As I wrote before, I consider it imperative to incorporate enough protein in ones diet. For myself I found about 180g–200g per day to be the minimal and perhaps also optimal amount of protein for me in order to function properly. At first these amounts seem large, because if you eat in a canteen, a single serving often tops out at 20g, but given that whey is dirt cheap, it can be accomplished quite easily, even if you have only time for one real meal during the day.
A scoop (e.g. the ones from MyProtein) of whey contains roughly 25g protein, so if I get four scoops, I am already halfway there. The easiest way is just to drink two shakes, but in fact, I found that one shake with three scoops, two unflavored, one with natural vanilla aroma, with about half a litre of milk, gives a shake with a good mouth feeling and acceptable taste to it. So here we already have about 90g, just coming from whey and milk.
The remaining scoop can be consumed in a variety of ways; you just might add some to oatmeal, if you are into that stuff, or can blend another, incredibly tasty, shake in the following way: blend one banana, some milk, 250g quark or cottage cheese and one scoop vanilla whey. The sourness of the quark cheese as well as the sweetness of the banana and vanilla flavor make up for a great taste; without the quark the whole damn thing is just too sweet for me. So here we have, even without the milk, already about 50g protein. You can even add some peanut or almond butter for an even richer taste. The only downside is that you have to blend really well.
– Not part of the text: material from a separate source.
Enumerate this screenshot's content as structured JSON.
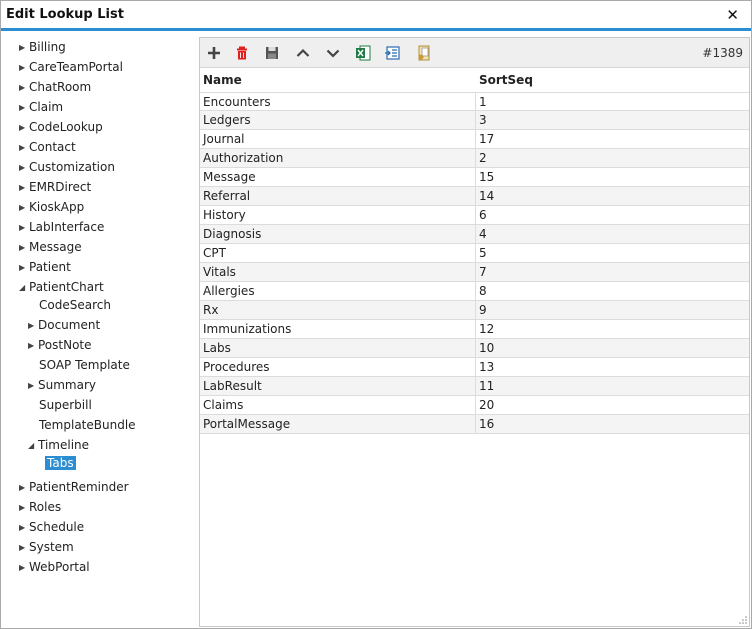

So there are less than 60g protein to go. That amount already seems much more feasible. Just 300g of some lean meat and you are done, but you can actually do without it, as 250g of legumes already give you another 15g. Even most sources of carbohydrates aren't that bad. Say you shoot for about 75g–150g of Carbs, this amounts to half a (metric) pound of pasta (yielding 30g, so that we are at 185g and are done), at least one kg of potatoes (giving another 20g and having a lot of volume) or 200g rice, which again yields 15g. So in the worst case, we are at 170g. Not bad, for not having eaten any meat so far. A few nuts or a spoon of almond or peanut butter, and we are done.
This of course works in a myriad of combinations. The key is that one finds a framework which suits to ones habits and circumstances; if you have time for breakfast or lunch, things often get easier and you can sometimes drink less shake, because, even if it is quite tasty and has a nice feeling to it, eating something solid almost always feels so much better.
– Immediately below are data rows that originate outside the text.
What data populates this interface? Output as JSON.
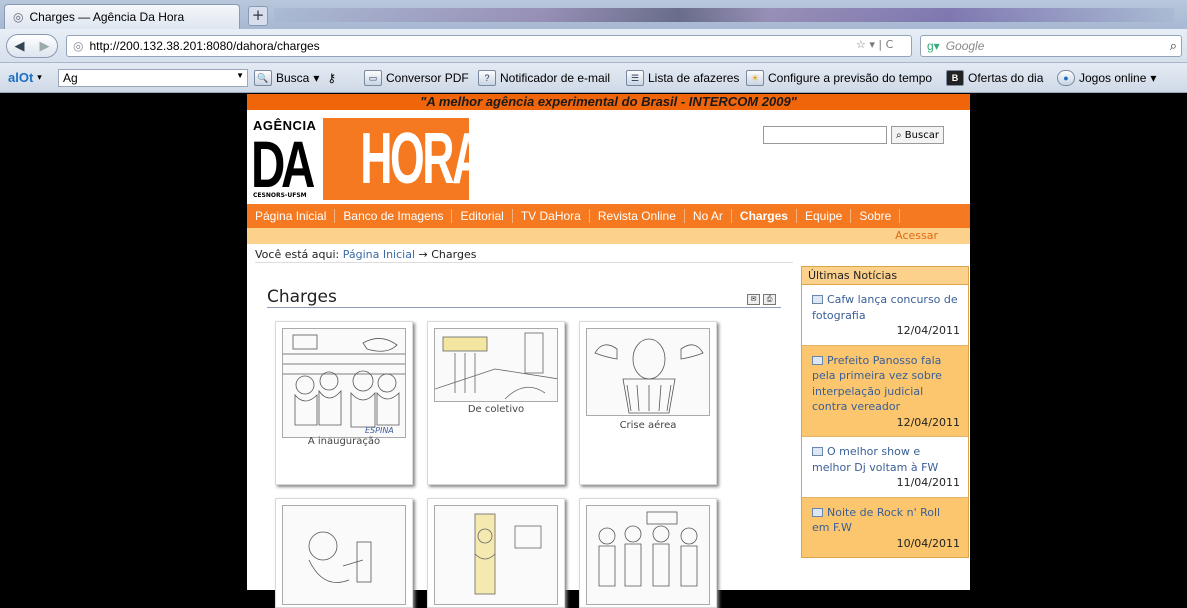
{
  "browser": {
    "tab_title": "Charges — Agência Da Hora",
    "new_tab": "+",
    "url": "http://200.132.38.201:8080/dahora/charges",
    "search_placeholder": "Google"
  },
  "addon_toolbar": {
    "logo": "alOt",
    "field_value": "Ag",
    "items": [
      "Busca",
      "Conversor PDF",
      "Notificador de e-mail",
      "Lista de afazeres",
      "Configure a previsão do tempo",
      "Ofertas do dia",
      "Jogos online"
    ]
  },
  "site": {
    "slogan": "\"A melhor agência experimental do Brasil - INTERCOM 2009\"",
    "logo": {
      "top": "AGÊNCIA",
      "left": "DA",
      "right": "HORA",
      "bottom": "CESNORS-UFSM"
    },
    "search_button": "Buscar",
    "menu": [
      "Página Inicial",
      "Banco de Imagens",
      "Editorial",
      "TV DaHora",
      "Revista Online",
      "No Ar",
      "Charges",
      "Equipe",
      "Sobre"
    ],
    "login": "Acessar",
    "breadcrumb": {
      "prefix": "Você está aqui:",
      "home": "Página Inicial",
      "arrow": "→",
      "current": "Charges"
    },
    "page_title": "Charges",
    "cartoons": [
      {
        "caption": "A inauguração",
        "signature": "ESPINA"
      },
      {
        "caption": "De coletivo"
      },
      {
        "caption": "Crise aérea"
      },
      {
        "caption": ""
      },
      {
        "caption": ""
      },
      {
        "caption": ""
      }
    ]
  },
  "sidebar": {
    "title": "Últimas Notícias",
    "news": [
      {
        "headline": "Cafw lança concurso de fotografia",
        "date": "12/04/2011"
      },
      {
        "headline": "Prefeito Panosso fala pela primeira vez sobre interpelação judicial contra vereador",
        "date": "12/04/2011"
      },
      {
        "headline": "O melhor show e melhor Dj voltam à FW",
        "date": "11/04/2011"
      },
      {
        "headline": "Noite de Rock n' Roll em F.W",
        "date": "10/04/2011"
      }
    ]
  },
  "colors": {
    "orange": "#f47920",
    "light_orange": "#fcd18c",
    "link": "#3a5f96"
  }
}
Finally there are also many ways to incorporate protein powder in a variety of dishes. For example, if you have any thick soup (i.e. one that is not clear), you can mix some whey in water and carefully give it to the soup, increasing the protein content and thickening the soup even further. But not that you have to be careful; it works quite similar to thickening a soup with flour.
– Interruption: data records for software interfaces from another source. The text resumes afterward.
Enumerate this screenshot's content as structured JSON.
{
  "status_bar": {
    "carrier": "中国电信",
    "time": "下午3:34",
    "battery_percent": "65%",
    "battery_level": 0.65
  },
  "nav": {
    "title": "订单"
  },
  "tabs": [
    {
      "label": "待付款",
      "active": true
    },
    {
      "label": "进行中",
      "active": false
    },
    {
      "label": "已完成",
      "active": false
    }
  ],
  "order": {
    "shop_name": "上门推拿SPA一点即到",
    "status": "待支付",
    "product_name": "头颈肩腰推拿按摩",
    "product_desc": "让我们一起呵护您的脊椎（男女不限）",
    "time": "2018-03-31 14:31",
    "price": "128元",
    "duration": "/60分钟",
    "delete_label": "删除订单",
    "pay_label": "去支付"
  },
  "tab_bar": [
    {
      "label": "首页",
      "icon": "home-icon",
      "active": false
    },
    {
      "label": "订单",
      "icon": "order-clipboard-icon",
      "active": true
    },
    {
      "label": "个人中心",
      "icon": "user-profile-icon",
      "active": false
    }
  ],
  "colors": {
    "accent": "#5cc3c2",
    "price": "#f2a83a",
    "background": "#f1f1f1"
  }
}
Or you can try one of the many protein baked goods. Although whey seems to kick the shit out of casein in any study, casein lends itself better to baked goods, as it binds easier to fat and whey often gives a sandy consistency in the end result. Note that casein also binds a lot of fluid. If you are not quite sure what to do, just try to add one scoop to waffle or pan cake batter, although the internet offers a plethora of recipes, like my fancy chocolate coffee.
The point is that you pretty much have no excuse not to hit your macro goals, even if you do not have much time to eat or drink during the day.